milton friedman 88.
(photo credit: courtesy)
Milton Friedman's great passion was the love of knowledge, particularly of economics, which he considered an excellent tool for social change and for the improvement of human life. He had a rudimentary heder education but later in life he was not a practicing Jew. He found little time to learn about Judaism or about Israel until 1962, when he first visited it as guest of the Israeli government.
Friedman and his wife, Rose, a distinguished economist and his true partner, visited Israel several more times, in 1972 to deliver the Horowitz lecture, in 1977 to receive an honorary Hebrew University degree. "It coincided," he wrote, "with the unexpected election victoryâ€¦ of the Likud" - a coincidence that enabled his enemies to create the fantastic myth that he came to Israel as adviser to Menachem Begin on economic policy and that therefore he was responsible for the ensuing runaway inflation.
The Friedmans' last visit was in 1990 to participate in a conference on economic policy organized by my institute, The Israel Center for Social and Economic Progress. Held at the beginning of the large wave of immigration from the former Soviet Union, it focused on fashioning better absorption policies and the provision of housing and jobs. Milton lectured several times and participated in all the workshops that dealt with a variety of issues, demonstrating his brilliance, creativity and good common sense.
By then the Friedmans had already developed a deep fondness for Israel which they described on earlier visits as not only beautiful but "an incredibly diversified country, surrounded on all sides by enemies."
Friedman was also interested in the role of Jews in civilization and particularly puzzled by the allure socialism held for so many Jewish intellectuals. Since it was capitalism that always enabled Jews to not only survive the Dark Ages in Europe but also to prosper after the Enlightenment. That era made possible by capitalist progress, and its massive creation of wealth, its great improvement of all facets of life including leisure and knowledge. So he could not fathom why so many Jews embraced socialism, which, even when it was hospitable to individual Jews was often hostile to Judaism. And he was most disturbed by the tenacity with which Israelis stuck to socialist notions despite the obvious ruin they visited on them.

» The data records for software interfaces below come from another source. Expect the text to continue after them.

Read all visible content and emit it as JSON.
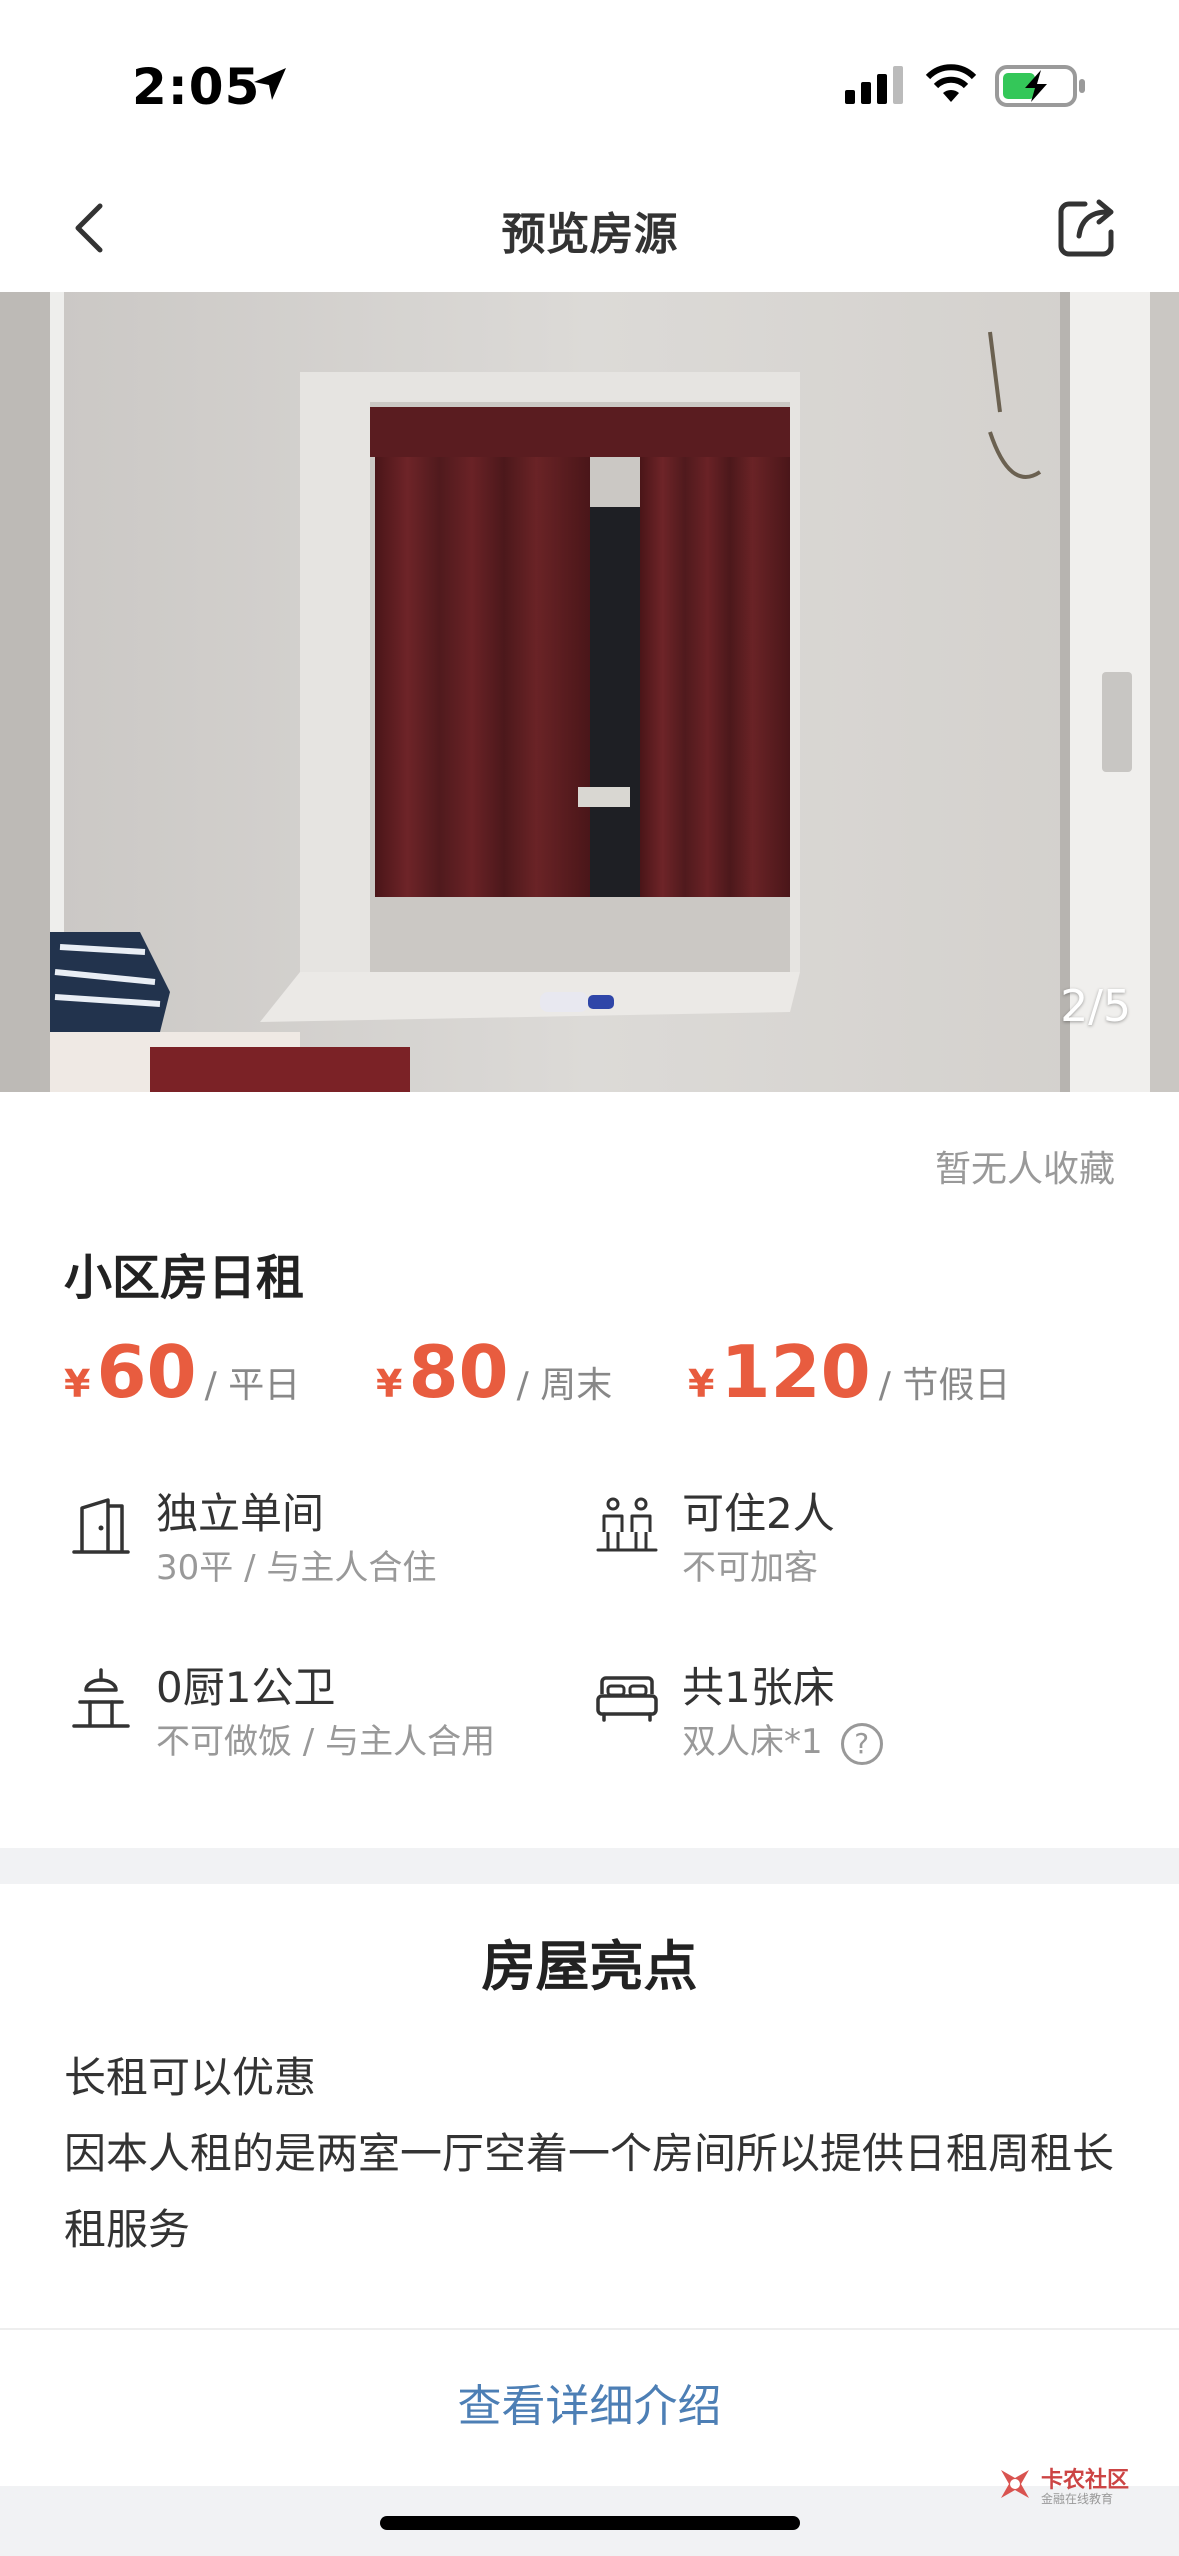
{
  "status_bar": {
    "time": "2:05"
  },
  "nav": {
    "title": "预览房源"
  },
  "photo": {
    "counter": "2/5"
  },
  "favorites": "暂无人收藏",
  "listing_name": "小区房日租",
  "currency": "¥",
  "prices": [
    {
      "value": "60",
      "unit": "/ 平日"
    },
    {
      "value": "80",
      "unit": "/ 周末"
    },
    {
      "value": "120",
      "unit": "/ 节假日"
    }
  ],
  "features": {
    "room": {
      "title": "独立单间",
      "detail": "30平 / 与主人合住",
      "icon": "door-icon"
    },
    "guests": {
      "title": "可住2人",
      "detail": "不可加客",
      "icon": "people-icon"
    },
    "kitchen_bath": {
      "title": "0厨1公卫",
      "detail": "不可做饭 / 与主人合用",
      "icon": "shower-icon"
    },
    "beds": {
      "title": "共1张床",
      "detail": "双人床*1",
      "icon": "bed-icon",
      "help": "?"
    }
  },
  "highlights": {
    "title": "房屋亮点",
    "lines": [
      "长租可以优惠",
      "因本人租的是两室一厅空着一个房间所以提供日租周租长租服务"
    ]
  },
  "more_link": "查看详细介绍",
  "watermark": {
    "title": "卡农社区",
    "subtitle": "金融在线教育"
  },
  "colors": {
    "price": "#e85c3f",
    "link": "#4d7fb5",
    "separator": "#f1f2f4"
  }
}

AFTER A long talk in 1990 with Shimon Peres, Friedman wrote: "There was no real meeting of the mind. Socialist to the core, yet anxious to appease the growing sentiments for free market reformsâ€¦ he was trying to make debating points rather than seriously discuss the issuesâ€¦ the meeting was for show, not for substance."
In 1998 Friedman wrote to me: "I have to confess that I never got very much involved with Zionismâ€¦ and never read very much about its history.
"The story you present about the economic history of Zionism is extraordinaryâ€¦ a wholly different way than the vague impressions I had received."
Yet even in a 1977 Hebrew University speech Friedman already understood the problem without knowing its origins. Like Israelis, he said, he was also a citizen of a country that respects individual freedom and he shared with us a pride in Jewish tradition and in Israel's spectacular achievements.
But he warned that the future of Israel depended on the outcome of a struggle between two opposing traditions; a newer socialist tradition that relied on paternalistic and coercive government, rejecting the millennia-old tradition of self-reliance, voluntary cooperation and a healthy suspicion of government. The latter enabled Jews to survive their many tribulations and made them capitalist pioneers. Friedman noted that the creation of Israel would have been impossible had socialism ruled the world. Worse, Israel's socialist-cum-statist ethos was threatening its future, aggravating most of its social and economic problems.
That Friedman could use the same words to introduce the 1988 translation of his Free To Choose and his 2002 retranslation of Capitalism and Freedom proves how the anti-capitalist ethos kept dominating the thinking of Israel's ruling elites.
The attitude toward Friedman and his teachings has become a litmus test for how the Israeli elites feel about the market economy. When tested they mostly turn red. This is why Israel is inflicted, alas, with essentially the same destructive economic ethos promoted by its universities that Friedman warned about in 1977.
BUT MILTON never despaired. He and Rose were ardent supporters of our center's work, helping us both morally and materially. They also helped Israel in many other ways, all with their accustomed modesty and discreetness. He often wrote to people holding positions that affected Israel's economy encouraging them to follow better policies.
He wrote to then finance minister Binyamin Netanyahu warmly supporting his several reform plans and congratulating him on his courage.
He was especially supportive of the financial market reforms in which ICSEP participated. "Your proposed reforms are excellent. If you can get these adopted you will have achieved a miracle," he wrote.
In 2004 he wrote to prime minister Ariel Sharon to congratulate him on his support for these reforms, concluding: "Israel needs a competitive financial structure. It needs a structure that is favorable to private enterprise and initiative, both in banking and elsewhere, not one that is rigid and monopolistic. Freeing up the economy, introducing effective competition, can provide a short-run stimulus as well as promote long-run growth."
Israel has lost a great and caring friend.